Data records
▬▬▬▬▬▬

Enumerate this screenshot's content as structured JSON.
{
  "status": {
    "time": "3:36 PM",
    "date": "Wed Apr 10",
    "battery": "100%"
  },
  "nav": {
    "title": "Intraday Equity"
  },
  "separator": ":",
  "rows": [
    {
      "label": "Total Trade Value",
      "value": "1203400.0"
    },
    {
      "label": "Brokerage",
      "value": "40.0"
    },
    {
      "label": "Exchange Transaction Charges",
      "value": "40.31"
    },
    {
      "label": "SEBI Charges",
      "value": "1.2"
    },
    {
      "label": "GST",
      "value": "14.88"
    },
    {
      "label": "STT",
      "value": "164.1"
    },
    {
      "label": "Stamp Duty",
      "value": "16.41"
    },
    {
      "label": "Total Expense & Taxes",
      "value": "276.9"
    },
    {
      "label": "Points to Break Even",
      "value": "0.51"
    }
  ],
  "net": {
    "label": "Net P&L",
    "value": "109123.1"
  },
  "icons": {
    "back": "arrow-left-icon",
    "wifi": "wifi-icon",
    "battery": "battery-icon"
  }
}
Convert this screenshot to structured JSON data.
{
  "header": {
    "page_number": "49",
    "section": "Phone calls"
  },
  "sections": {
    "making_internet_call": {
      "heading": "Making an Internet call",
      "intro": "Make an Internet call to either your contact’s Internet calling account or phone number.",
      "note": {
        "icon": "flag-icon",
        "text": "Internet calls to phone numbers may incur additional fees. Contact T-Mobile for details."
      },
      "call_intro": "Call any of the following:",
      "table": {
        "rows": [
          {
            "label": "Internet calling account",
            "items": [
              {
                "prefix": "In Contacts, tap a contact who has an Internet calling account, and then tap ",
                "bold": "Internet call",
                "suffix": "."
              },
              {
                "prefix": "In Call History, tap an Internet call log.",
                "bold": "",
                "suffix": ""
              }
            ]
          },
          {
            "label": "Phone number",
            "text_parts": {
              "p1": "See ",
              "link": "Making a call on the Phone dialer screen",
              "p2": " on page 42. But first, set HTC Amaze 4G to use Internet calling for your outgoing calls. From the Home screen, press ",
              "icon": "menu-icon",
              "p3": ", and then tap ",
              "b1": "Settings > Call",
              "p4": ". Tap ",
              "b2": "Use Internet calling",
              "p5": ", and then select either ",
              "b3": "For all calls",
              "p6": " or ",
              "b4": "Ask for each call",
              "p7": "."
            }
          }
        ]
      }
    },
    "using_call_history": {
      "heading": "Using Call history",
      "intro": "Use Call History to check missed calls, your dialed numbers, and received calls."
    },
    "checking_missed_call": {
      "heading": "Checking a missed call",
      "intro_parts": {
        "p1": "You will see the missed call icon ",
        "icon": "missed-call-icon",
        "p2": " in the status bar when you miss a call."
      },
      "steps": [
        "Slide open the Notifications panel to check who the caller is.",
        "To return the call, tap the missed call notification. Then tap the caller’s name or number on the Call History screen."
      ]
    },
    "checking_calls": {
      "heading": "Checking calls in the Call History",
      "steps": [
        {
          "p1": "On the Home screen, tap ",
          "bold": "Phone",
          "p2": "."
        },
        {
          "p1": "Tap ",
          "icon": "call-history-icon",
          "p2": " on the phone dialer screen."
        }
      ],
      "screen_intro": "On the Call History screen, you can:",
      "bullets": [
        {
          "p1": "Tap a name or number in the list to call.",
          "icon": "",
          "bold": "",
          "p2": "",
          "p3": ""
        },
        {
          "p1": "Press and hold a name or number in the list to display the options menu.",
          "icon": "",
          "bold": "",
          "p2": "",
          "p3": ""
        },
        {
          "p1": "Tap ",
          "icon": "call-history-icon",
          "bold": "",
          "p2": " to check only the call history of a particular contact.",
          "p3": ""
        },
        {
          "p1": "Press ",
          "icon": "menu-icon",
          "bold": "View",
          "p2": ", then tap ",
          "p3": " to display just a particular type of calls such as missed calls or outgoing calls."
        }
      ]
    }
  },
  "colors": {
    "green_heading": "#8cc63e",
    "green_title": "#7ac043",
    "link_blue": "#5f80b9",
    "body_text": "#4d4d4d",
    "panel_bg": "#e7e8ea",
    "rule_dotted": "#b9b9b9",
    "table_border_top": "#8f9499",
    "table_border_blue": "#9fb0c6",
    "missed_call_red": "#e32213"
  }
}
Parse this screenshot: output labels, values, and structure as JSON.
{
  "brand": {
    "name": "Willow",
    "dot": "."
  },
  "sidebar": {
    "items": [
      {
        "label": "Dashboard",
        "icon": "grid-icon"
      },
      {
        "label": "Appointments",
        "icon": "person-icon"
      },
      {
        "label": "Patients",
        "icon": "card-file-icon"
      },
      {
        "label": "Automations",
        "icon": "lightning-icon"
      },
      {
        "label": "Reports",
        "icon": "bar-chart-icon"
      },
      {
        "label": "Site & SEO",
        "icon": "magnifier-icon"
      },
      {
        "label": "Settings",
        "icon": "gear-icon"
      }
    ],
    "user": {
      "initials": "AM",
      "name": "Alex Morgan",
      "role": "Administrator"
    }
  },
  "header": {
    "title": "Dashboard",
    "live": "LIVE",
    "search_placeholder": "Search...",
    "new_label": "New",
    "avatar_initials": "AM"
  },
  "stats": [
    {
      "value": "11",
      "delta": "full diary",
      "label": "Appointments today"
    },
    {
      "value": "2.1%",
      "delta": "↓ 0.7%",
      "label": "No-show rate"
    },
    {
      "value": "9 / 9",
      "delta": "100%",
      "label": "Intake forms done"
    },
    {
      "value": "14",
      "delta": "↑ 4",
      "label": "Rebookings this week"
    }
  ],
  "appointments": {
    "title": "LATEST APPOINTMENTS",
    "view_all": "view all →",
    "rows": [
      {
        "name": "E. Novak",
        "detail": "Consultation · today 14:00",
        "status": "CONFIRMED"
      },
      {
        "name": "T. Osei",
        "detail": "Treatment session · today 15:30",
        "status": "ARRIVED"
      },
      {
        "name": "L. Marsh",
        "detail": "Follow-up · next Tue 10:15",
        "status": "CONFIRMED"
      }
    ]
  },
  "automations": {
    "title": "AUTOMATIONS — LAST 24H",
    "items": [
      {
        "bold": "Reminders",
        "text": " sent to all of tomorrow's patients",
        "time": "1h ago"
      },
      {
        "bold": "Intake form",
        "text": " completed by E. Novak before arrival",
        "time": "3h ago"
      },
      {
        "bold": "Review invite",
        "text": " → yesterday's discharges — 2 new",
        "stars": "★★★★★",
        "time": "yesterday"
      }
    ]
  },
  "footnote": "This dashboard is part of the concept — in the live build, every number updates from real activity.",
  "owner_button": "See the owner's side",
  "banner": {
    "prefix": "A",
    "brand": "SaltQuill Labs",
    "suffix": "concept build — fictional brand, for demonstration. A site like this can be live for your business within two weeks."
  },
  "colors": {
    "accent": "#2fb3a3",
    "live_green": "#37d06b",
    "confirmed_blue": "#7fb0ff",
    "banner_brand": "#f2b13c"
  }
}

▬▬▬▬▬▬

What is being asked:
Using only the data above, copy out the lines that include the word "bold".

Result of the exercise:
                "bold": "Internet call",
                "bold": "",
          "bold": "Phone",
          "bold": "",
          "bold": "",
          "bold": "",
          "bold": "View",
        "bold": "Reminders",
        "bold": "Intake form",
        "bold": "Review invite",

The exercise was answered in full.